Annual Fundraising Appeal
 Here’s an important message from John Pilger on why the Left needs CounterPunch:
Pilger
John Pilger is one of the world’s most courageous journalists. He’s been contributing to CounterPunch for years. But as he notes, the old media establishment is crumbling around us, leaving precious few venues for authentic voices from the Left. This collapse makes CounterPunch’s survival an imperative. We’re not tied to any political party or sect. Our writers are free to speak their minds. Let’s keep it that way.  Please donate.

Day12Fixed

Yes, these are dire political times. Many who optimistically hoped for real change have spent nearly five years under the cold downpour of political reality. Here at CounterPunch we’ve always aimed to tell it like it is, without illusions or despair. That’s why so many of you have found a refuge at CounterPunch and made us your homepage. You tell us that you love CounterPunch because the quality of the writing you find here in the original articles we offer every day and because we never flinch under fire. We appreciate the support and are prepared for the fierce battles to come.

Unlike other outfits, we don’t hit you up for money every month … or even every quarter. We ask only once a year. But when we ask, we mean it.

CounterPunch’s website is supported almost entirely by subscribers to the print edition of our magazine. We aren’t on the receiving end of six-figure grants from big foundations. George Soros doesn’t have us on retainer. We don’t sell tickets on cruise liners. We don’t clog our site with deceptive corporate ads.

The continued existence of CounterPunch depends solely on the support and dedication of our readers. We know there are a lot of you. We get thousands of emails from you every day. Our website receives millions of hits and nearly 100,000 readers each day. And we don’t charge you a dime.

Please, use our brand new secure shopping cart to make a tax-deductible donation to CounterPunch today or purchase a subscription our monthly magazine and a gift sub for someone or one of our explosive  books, including the ground-breaking Killing Trayvons.

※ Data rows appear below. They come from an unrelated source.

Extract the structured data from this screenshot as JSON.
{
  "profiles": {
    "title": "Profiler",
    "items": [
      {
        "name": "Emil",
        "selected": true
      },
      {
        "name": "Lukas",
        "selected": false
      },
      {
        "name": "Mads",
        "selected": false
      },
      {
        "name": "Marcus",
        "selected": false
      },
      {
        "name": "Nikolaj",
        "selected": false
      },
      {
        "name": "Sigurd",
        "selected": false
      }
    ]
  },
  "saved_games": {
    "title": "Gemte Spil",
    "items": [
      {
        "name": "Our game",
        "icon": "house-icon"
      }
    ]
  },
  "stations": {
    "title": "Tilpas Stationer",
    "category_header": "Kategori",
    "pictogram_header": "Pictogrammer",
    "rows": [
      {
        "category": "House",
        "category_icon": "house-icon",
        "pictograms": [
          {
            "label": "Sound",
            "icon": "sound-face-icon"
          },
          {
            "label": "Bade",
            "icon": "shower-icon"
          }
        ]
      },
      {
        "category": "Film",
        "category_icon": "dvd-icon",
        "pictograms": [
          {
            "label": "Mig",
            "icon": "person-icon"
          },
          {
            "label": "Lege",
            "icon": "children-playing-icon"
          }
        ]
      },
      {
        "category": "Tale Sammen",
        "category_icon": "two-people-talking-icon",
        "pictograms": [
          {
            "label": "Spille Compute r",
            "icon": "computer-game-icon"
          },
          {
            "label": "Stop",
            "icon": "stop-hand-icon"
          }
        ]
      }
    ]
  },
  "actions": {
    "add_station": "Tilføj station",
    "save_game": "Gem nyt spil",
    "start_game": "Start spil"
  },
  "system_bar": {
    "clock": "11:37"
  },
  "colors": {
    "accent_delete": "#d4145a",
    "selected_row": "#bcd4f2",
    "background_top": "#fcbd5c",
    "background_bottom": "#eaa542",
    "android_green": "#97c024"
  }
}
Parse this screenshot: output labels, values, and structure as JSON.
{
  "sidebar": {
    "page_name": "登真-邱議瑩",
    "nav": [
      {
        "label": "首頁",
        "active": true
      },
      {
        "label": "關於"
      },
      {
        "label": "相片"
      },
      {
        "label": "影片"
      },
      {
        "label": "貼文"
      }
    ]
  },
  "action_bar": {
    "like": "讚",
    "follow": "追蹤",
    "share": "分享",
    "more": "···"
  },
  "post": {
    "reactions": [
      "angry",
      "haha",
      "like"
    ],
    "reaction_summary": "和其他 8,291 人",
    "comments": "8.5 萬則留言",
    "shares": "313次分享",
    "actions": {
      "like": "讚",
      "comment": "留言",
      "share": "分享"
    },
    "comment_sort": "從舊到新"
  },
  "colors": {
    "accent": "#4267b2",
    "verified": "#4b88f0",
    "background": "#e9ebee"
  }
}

Show a little affection for subversion: consider an automated monthly donation. (We accept checks, credit cards, PayPal and cold-hard cash….)
cp-store

or use
pp1

To contribute by phone you can call Becky or Deva toll free at: 1-800-840-3683

Thank you for your support,

Jeffrey, Joshua, Becky, Deva, and Nathaniel

CounterPunch
 PO Box 228, Petrolia, CA 95558

Dangerous Living: a Review

Gay in the Third World

by SCOTT HANDLEMAN

Dangerous Living is the moving new documentary about the joys and sorrows of life as a gay man or lesbian in the Third World. It has just been released on DVD. Dangerous Living was directed by John Scagliotti, the award-winning maker of Before Stonewall and After Stonewall (and, I should add, a friend).

The sweep of the Dangerous Living is vast, as it explores universal themes in the homosexual experience. In the span of an hour, it transports the viewer to the Middle East, Latin America, sub-Saharan Africa, Southeast Asia and the Indian subcontinent.
The film’s counterpoint is the explosive growth of an open gay culture and identity in the West during the last century. Scagliotti contrast this with the relative invisibility of gay culture in the countries of the developing world, at least judged by western standards, up until the 1990s.

Foreign films and above all the internet brought gay culture to the developing world. In the 1990s, this catalyzed an explosion of public gay culture in cities like Cairo, manifested in cafes, discos, theatrical productions and indigenous films. Gays and lesbians had pride marches in such countries as Honduras and Namibia, all captured by the camera’s eye.

But the explosion of gay culture triggered a backlash from preachers and politicians. A major theme of the film is the persecution that gays and lesbians have suffered for their sexuality. The film is framed by the saga of the Cairo 52, thrown in prison for two years for the crime of attending a gay dance party. Dilcia Molina, a Honduran woman who dared to attend the Honduran pride march with face uncovered, told of having her home invaded by armed thugs. They cut her six-year-old son’s face and promised to come back and “take the lesbian out of her.” Both Molina and Ashraf Zanati, a Cairo 52 defendant interviewed for the film, emigrated to North America.

Another theme of the film is the thrill of clandestine sexuality, followed by the excitement of coming out. A Muslim man described the erotic spark when he grazed a neighbor’s finger during prostration at a mosque. Dilcia Molina intimated the pleasurable surprise of arriving at a lesbian dance party in her native Honduras. For Ging Cristobel, the principal pleasure of attending a lesbian film was being immersed in an audience of lesbians.

The film is fast-paced and visually appealing. It captures the colorful quality of gay culture—dancing drag queens, rainbow flags, a transsexual Thai kickboxer.

Because it covers so much ground geographically, the film leaves intriguing threads unwoven—especially, the welcoming of homosexuality in certain traditional cultures. I wish the film had spent more time with Vaasili, a tribal chief in Fiji who looked and sounded completely trans-gendered.

The film gives voice to voices seldom heard. For this reason alone, it is well worth watching.